The Villaraigosa-backed board has passed key measures opposed by the teachers union. Early on, it delivered control of Locke High to a charter school organization. Overall, the board has approved dozens of nonunion, startup charters. And last year the school board began allowing outside groups to bid for control of new campuses and low-performing ones as well. The board also has approved a succession of ground-shifting policies affecting teachers’ evaluations. And the district recently agreed to weaken long-held “last hired, first fired” safeguards to protect many younger teachers from being laid off due to budget cuts.

As in many school systems, the teachers union was, for years, the most influential political force in L.A. Unified. The union’s clout has been based on financial strength and sheer, often impassioned numbers; teachers also appealed successfully to public sympathies.

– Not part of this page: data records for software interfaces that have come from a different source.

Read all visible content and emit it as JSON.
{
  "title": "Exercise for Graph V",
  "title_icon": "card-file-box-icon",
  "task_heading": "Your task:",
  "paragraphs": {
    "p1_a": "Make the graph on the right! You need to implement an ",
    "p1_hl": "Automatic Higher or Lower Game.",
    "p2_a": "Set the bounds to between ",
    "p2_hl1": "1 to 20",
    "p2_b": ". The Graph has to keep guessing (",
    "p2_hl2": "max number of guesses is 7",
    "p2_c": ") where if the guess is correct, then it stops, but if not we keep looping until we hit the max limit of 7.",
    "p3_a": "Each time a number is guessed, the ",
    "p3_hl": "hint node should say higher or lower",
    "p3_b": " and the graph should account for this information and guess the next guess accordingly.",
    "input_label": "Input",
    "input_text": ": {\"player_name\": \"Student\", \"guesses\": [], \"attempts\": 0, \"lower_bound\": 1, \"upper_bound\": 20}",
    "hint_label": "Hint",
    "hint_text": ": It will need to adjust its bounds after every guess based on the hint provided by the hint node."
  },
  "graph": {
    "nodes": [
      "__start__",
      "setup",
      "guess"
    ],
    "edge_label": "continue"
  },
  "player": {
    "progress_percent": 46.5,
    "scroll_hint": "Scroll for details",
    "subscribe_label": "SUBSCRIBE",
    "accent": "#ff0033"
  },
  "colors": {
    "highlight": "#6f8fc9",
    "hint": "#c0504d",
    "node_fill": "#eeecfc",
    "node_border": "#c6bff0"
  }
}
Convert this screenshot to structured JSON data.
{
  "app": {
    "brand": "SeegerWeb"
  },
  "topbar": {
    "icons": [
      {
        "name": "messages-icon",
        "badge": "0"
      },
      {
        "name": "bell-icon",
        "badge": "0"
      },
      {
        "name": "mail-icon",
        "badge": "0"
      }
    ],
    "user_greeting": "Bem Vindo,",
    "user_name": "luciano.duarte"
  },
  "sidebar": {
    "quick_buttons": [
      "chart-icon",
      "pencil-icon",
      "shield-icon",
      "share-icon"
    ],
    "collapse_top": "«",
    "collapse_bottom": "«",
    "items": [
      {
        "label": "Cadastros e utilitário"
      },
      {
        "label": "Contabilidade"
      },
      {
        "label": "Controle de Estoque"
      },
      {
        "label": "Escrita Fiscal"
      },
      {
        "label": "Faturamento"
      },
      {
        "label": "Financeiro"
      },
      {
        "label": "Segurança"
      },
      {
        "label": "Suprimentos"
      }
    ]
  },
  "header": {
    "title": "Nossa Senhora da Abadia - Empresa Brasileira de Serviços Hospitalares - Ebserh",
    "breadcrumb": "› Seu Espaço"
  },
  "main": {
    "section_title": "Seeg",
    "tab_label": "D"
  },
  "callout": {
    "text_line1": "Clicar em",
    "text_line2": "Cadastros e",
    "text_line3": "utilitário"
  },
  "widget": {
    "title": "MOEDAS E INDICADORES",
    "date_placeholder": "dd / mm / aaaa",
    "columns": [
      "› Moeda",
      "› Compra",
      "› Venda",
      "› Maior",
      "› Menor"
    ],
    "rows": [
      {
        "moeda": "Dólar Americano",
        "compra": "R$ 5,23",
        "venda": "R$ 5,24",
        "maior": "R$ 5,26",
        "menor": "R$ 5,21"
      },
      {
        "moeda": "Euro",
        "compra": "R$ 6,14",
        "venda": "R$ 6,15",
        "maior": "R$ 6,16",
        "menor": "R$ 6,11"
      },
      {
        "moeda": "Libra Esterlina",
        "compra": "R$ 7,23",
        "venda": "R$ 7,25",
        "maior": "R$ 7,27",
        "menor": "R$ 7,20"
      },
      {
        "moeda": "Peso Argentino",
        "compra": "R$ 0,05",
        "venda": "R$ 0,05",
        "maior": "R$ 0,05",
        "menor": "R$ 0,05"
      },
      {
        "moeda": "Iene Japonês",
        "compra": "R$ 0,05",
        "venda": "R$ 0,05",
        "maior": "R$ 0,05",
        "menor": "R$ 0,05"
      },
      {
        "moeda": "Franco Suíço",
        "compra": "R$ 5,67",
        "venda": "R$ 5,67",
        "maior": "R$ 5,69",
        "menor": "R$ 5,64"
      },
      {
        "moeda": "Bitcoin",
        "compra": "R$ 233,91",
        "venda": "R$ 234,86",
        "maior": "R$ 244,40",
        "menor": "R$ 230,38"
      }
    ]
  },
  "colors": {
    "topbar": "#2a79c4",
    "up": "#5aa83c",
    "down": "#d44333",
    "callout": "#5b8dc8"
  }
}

In 2003, a union-financed campaign unseated board members Caprice Young and Genethia Hayes. They had been leaders among a board majority endorsed by former Mayor Richard Riordan, billionaire philanthropist Eli Broad and their allies.

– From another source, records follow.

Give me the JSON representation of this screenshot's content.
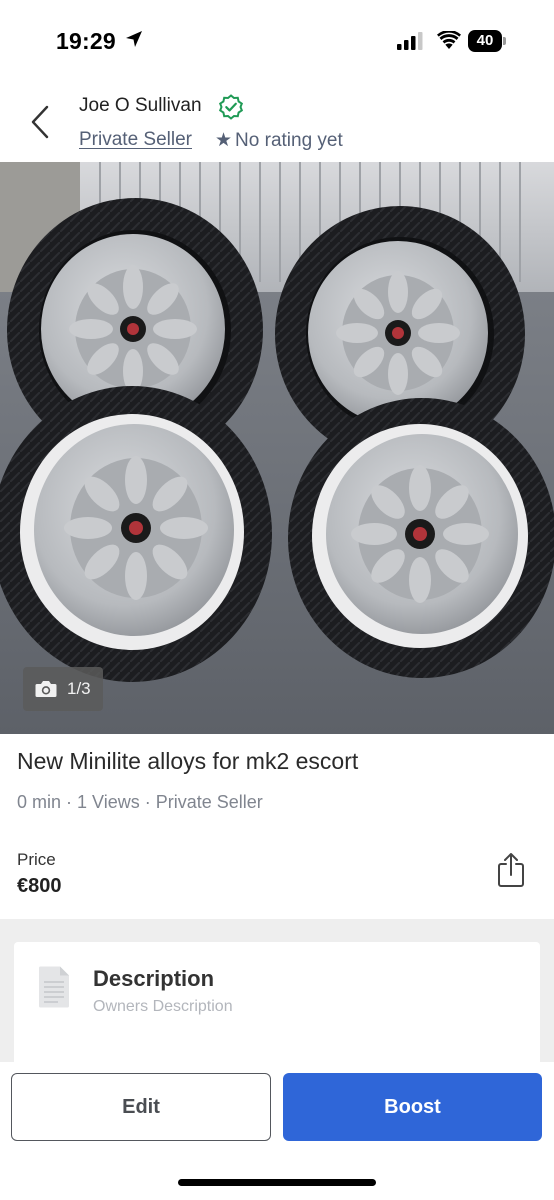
{
  "status_bar": {
    "time": "19:29",
    "battery": "40"
  },
  "header": {
    "seller_name": "Joe O Sullivan",
    "seller_type": "Private Seller",
    "rating_text": "No rating yet"
  },
  "gallery": {
    "counter": "1/3",
    "photo_count": 3,
    "current_index": 1
  },
  "listing": {
    "title": "New Minilite alloys for mk2 escort",
    "meta": "0 min · 1 Views · Private Seller",
    "price_label": "Price",
    "price": "€800"
  },
  "description": {
    "title": "Description",
    "subtitle": "Owners Description"
  },
  "actions": {
    "edit_label": "Edit",
    "boost_label": "Boost"
  },
  "colors": {
    "accent": "#2f66d8",
    "verified": "#1f9a55",
    "muted": "#556076"
  },
  "icons": [
    "location-arrow-icon",
    "signal-icon",
    "wifi-icon",
    "battery-icon",
    "back-chevron-icon",
    "verified-badge-icon",
    "star-icon",
    "camera-icon",
    "share-icon",
    "document-icon"
  ]
}
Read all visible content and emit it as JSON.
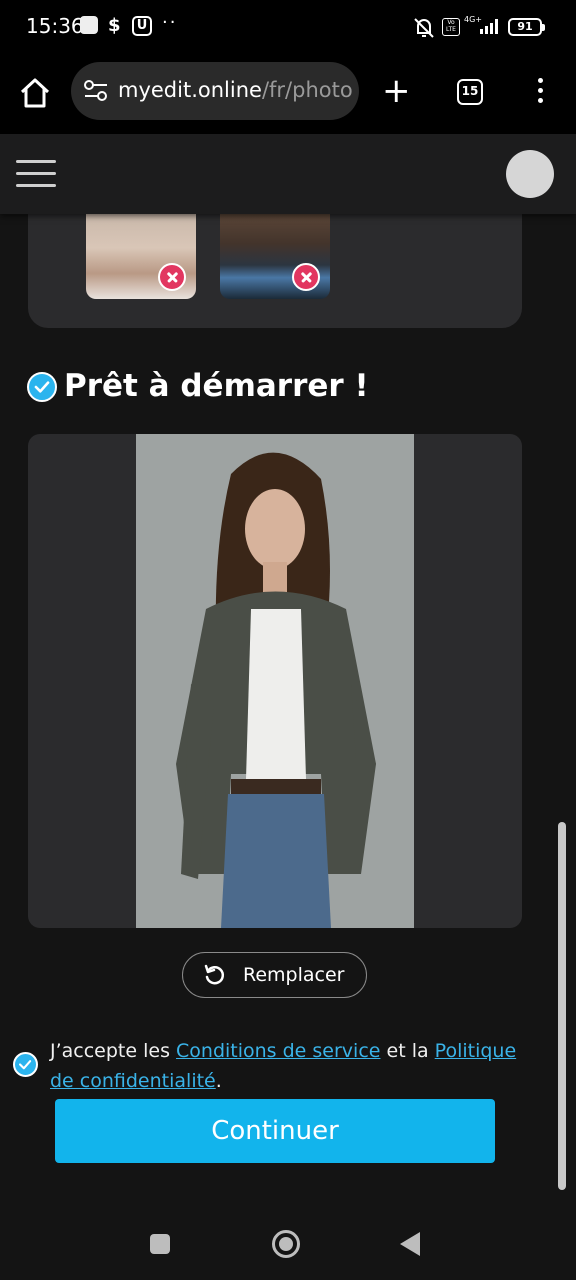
{
  "status_bar": {
    "time": "15:36",
    "dollar_icon": "$",
    "u_icon": "U",
    "more": "··",
    "volte": "Vo LTE",
    "network": "4G+",
    "battery": "91"
  },
  "browser": {
    "url_host": "myedit.online",
    "url_path": "/fr/photo",
    "tabs_count": "15",
    "icons": [
      "home-icon",
      "tune-icon",
      "plus-icon",
      "tabs-icon",
      "more-vert-icon"
    ]
  },
  "site_header": {
    "icons": [
      "hamburger-icon",
      "avatar"
    ]
  },
  "samples": {
    "icons": [
      "remove-icon"
    ]
  },
  "ready": {
    "title": "Prêt à démarrer !"
  },
  "replace_button": {
    "label": "Remplacer"
  },
  "terms": {
    "prefix": "J’accepte les ",
    "link1": "Conditions de service",
    "middle": " et la ",
    "link2": "Politique de confidentialité",
    "suffix": "."
  },
  "continue_button": {
    "label": "Continuer"
  },
  "colors": {
    "accent": "#12b4ec",
    "link": "#3ab3e8",
    "remove_badge": "#e23660",
    "card": "#2b2b2d",
    "background": "#141414"
  }
}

The new board majority immediately clashed at times with then-Supt. Roy Romer.

“I love the people in the union, but I thought they had undue influence,” Romer said. “They have influence through the money they contributed in the board races and the organization they had. During board meetings, I had board members in direct phone or e-mail connection with union members in the audience. I remember going to a labor negotiation and there were two board members sitting on the other side with the labor group. Symbolically, it was startling.”

In 2005, a group of longtime insurgents, allied with Duffy, took charge of the union. They intended to mobilize the political force of the union as never before.

It hasn’t happened.

One embarrassing incident occurred in the 2006 election to fill a vacated seat. The union had endorsed its own youthful staffer, Christopher Arellano, and launched a campaign that spent more than $100,000. The union later learned about two past theft convictions, missed court appearances and the claim of a master’s degree that was, in fact, not yet completed.

The collapse of his campaign opened the door for Monica Garcia, who became — and remains — the first and tightest ally of Villaraigosa.

In 2007, the union reelected LaMotte, but lost three other seats to a Villaraigosa-backed campaign. In that cycle, the union backed one unsuccessful incumbent who was dying of cancer and couldn’t mount an energetic campaign. And the leadership resisted efforts to oppose Villaraigosa-financed candidates in two races that political consultants judged winnable. In one of them, the UTLA leadership had helped to nudge a relatively popular incumbent, David Tokofsky, to the sidelines.

“They have this reputation of being like Godzilla, but at times, they’re really like The Three Stooges,” said Tokofsky, who has nonetheless continued to work with the union during a subsequent career as a consultant.

Union leaders and their supporters insist that UTLA has made crucial contributions to improving schools and retains valuable political clout.

Indeed, no one is ready to write off UTLA’s influence. For one thing, key reform initiatives and budget cutting measures must, by law, be negotiated with the union.

“The union’s power relationship with the board is not what it used to be,” board member Yolie Flores said. “But you can’t ignore the union or discount the legitimate power of teachers that it represents. And we’re obviously conscious that we can’t solve any of this by ourselves.”

Times staff writer Jason Song contributed to this report.